Work to be completed: Below are the records; copy each line in them that holds the word "range".

Working data:
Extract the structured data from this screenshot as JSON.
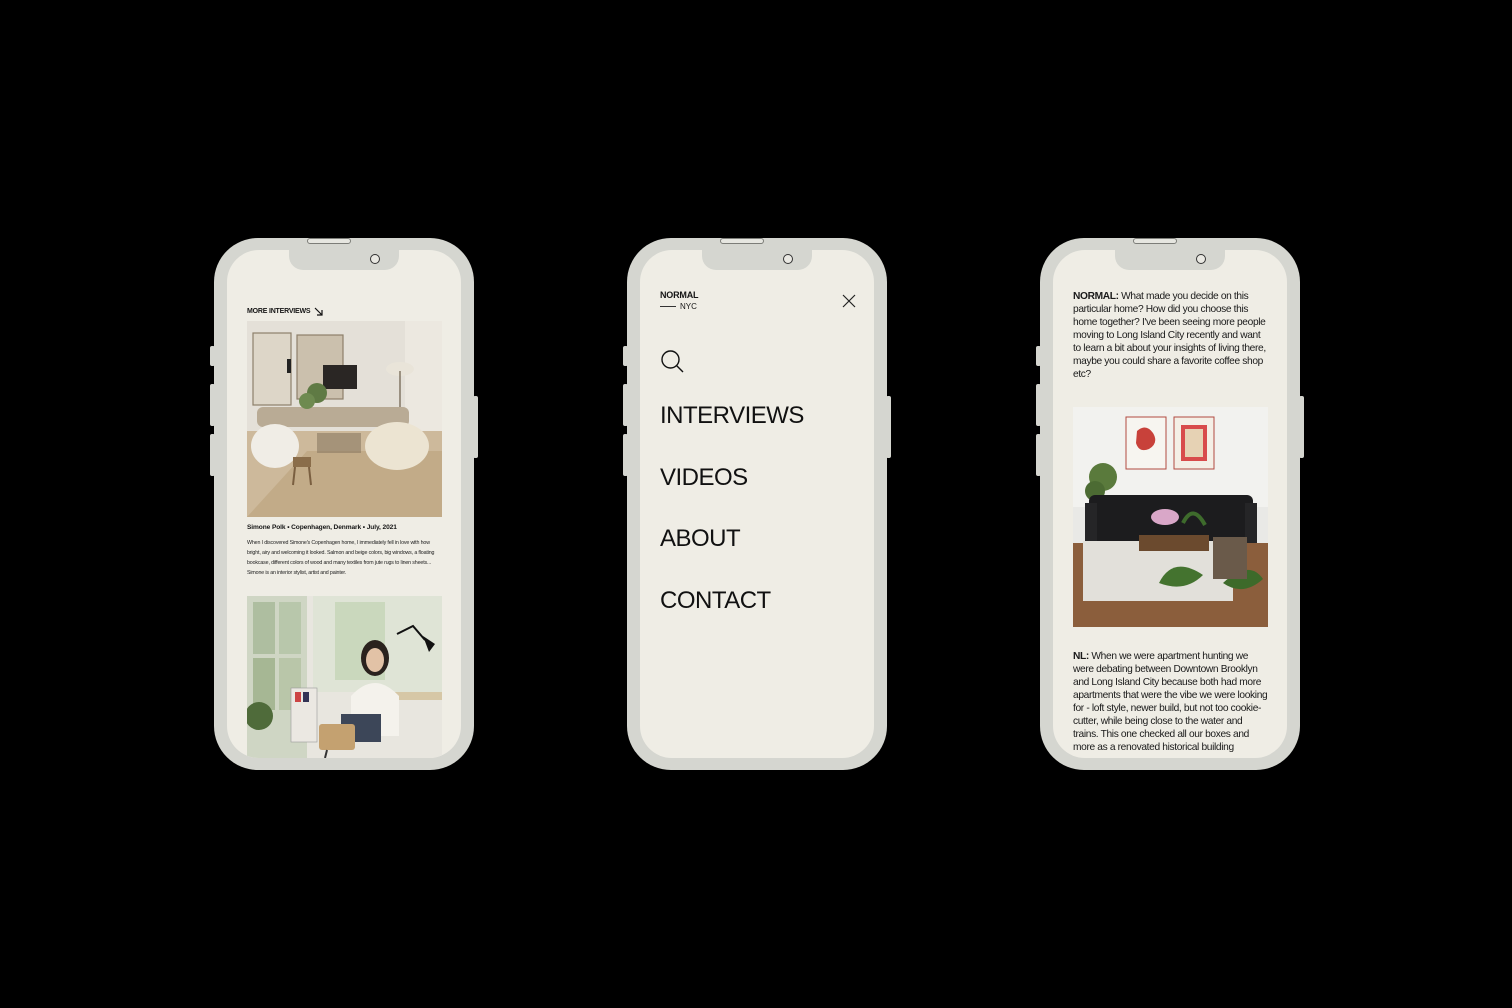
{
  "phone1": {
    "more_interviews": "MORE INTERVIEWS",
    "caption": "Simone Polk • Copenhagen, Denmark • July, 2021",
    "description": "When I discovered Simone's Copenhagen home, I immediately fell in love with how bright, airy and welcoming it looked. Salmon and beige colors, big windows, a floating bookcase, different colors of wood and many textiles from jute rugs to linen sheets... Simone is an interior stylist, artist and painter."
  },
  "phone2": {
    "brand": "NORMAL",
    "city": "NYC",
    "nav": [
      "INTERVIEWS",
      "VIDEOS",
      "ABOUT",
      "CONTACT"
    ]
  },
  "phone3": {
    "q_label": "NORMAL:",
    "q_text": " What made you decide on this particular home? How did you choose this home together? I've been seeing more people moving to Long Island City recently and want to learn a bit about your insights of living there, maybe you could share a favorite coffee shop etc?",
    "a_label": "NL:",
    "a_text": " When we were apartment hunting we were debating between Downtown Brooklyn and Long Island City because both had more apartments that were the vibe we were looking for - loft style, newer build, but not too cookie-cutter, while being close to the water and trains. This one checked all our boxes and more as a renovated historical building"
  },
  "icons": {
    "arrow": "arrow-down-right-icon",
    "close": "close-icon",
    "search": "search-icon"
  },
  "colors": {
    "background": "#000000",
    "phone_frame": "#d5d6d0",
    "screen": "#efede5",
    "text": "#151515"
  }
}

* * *

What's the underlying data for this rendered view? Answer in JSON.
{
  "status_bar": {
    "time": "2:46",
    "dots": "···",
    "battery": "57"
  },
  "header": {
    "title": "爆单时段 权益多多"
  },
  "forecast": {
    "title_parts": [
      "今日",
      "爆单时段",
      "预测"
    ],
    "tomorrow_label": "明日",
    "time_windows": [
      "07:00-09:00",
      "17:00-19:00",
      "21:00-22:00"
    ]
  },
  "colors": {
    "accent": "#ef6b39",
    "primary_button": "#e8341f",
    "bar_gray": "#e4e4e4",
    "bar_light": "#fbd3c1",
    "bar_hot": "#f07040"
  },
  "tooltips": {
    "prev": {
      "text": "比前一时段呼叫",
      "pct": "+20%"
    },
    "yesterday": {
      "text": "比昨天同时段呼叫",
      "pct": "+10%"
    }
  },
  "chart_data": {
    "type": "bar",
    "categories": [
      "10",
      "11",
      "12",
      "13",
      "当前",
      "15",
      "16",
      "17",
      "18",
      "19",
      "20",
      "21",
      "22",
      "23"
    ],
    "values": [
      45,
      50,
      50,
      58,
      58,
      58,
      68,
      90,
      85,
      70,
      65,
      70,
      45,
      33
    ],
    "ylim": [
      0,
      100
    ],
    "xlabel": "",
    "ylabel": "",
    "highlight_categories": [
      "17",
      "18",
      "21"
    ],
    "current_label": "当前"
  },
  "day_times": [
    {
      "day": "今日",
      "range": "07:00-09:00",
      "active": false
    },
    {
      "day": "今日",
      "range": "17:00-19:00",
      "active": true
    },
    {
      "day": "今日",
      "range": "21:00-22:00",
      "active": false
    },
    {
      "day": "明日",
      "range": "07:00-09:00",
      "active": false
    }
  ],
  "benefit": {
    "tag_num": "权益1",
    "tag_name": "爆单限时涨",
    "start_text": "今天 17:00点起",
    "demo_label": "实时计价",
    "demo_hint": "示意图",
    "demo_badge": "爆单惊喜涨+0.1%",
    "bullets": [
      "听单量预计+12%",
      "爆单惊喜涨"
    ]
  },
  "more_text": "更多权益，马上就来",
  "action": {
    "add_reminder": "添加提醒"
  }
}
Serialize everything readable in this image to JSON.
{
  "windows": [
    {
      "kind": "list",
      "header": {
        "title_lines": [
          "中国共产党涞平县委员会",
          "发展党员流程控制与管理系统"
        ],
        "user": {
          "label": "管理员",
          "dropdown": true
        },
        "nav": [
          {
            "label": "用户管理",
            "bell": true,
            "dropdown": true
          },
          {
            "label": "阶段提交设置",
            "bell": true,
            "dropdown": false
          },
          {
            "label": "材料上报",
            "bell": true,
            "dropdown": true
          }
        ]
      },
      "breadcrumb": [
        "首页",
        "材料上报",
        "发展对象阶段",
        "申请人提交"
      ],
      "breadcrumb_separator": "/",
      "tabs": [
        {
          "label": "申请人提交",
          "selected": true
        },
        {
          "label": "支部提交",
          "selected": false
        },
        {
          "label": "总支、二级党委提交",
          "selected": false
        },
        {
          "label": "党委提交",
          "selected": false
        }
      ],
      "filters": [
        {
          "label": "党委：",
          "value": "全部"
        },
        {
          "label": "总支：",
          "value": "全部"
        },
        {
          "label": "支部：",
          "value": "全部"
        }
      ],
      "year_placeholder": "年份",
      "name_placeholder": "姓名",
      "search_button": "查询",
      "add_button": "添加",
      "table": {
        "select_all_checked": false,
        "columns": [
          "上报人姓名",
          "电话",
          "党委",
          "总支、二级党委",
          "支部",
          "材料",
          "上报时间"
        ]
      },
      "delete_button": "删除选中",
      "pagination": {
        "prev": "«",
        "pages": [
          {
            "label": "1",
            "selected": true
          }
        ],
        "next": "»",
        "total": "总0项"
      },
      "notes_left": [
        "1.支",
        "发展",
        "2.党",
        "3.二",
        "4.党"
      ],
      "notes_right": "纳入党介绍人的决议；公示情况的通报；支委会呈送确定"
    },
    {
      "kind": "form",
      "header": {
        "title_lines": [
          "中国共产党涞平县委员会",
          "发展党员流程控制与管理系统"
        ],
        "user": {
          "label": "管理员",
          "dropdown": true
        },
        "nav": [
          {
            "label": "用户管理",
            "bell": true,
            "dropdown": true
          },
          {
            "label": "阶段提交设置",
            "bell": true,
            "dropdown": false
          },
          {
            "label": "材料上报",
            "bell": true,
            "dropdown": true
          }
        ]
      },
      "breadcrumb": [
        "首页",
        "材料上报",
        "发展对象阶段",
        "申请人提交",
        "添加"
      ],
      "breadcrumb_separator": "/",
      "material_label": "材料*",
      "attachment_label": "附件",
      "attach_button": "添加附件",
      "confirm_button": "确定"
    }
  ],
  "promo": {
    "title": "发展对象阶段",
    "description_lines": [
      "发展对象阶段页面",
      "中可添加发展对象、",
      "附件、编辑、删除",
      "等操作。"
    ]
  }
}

Finished task:
      "range": "07:00-09:00",
      "range": "17:00-19:00",
      "range": "21:00-22:00",
      "range": "07:00-09:00",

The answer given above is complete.